*** INPUT MATERIAL ***
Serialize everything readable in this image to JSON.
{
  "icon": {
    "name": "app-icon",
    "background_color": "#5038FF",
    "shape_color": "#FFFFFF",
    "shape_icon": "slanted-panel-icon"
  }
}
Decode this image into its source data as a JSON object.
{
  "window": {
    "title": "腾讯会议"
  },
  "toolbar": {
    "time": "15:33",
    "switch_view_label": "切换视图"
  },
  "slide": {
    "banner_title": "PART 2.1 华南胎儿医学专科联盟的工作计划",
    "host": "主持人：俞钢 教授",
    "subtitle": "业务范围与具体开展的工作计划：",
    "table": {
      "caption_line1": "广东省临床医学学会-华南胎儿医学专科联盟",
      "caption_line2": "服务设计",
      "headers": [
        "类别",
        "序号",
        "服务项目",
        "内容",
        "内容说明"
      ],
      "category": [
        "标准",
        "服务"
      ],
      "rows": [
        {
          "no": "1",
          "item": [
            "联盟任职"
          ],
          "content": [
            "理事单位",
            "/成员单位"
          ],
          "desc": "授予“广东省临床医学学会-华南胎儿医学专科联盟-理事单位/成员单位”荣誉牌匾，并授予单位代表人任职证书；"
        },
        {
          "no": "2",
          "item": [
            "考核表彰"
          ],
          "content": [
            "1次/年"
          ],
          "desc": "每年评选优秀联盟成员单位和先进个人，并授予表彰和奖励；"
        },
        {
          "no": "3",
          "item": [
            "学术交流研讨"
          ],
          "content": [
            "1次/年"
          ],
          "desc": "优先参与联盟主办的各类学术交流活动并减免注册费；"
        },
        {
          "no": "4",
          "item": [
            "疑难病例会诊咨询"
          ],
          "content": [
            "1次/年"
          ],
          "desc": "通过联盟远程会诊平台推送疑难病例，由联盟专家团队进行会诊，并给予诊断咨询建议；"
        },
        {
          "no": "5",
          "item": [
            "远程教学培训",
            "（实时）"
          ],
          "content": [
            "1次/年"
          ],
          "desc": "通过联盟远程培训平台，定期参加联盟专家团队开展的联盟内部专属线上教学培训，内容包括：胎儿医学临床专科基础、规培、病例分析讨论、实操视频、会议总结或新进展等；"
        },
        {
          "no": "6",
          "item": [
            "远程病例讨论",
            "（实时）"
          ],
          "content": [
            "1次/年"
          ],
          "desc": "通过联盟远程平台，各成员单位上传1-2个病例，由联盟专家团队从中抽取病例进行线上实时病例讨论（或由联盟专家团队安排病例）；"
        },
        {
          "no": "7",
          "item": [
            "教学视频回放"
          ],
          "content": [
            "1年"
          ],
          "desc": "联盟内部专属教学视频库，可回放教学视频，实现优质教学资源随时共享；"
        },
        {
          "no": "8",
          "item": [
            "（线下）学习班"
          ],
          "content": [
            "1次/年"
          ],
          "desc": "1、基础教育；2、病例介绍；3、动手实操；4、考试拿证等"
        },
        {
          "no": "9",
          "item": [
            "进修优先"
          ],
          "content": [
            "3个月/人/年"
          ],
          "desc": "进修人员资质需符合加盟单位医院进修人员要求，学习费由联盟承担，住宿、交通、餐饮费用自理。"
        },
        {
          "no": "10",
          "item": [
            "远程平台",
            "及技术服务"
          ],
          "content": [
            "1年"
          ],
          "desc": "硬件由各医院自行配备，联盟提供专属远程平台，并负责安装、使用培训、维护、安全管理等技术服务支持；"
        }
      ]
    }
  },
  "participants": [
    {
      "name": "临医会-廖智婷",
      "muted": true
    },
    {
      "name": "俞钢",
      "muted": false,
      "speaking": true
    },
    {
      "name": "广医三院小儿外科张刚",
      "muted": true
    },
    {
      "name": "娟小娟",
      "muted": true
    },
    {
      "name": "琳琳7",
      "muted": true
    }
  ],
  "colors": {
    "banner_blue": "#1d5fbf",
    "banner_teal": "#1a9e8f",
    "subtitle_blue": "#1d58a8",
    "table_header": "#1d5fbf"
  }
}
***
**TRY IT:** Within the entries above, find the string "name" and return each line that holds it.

**OUTPUT FOR THIS EXERCISE:**
    "name": "app-icon",
      "name": "临医会-廖智婷",
      "name": "俞钢",
      "name": "广医三院小儿外科张刚",
      "name": "娟小娟",
      "name": "琳琳7",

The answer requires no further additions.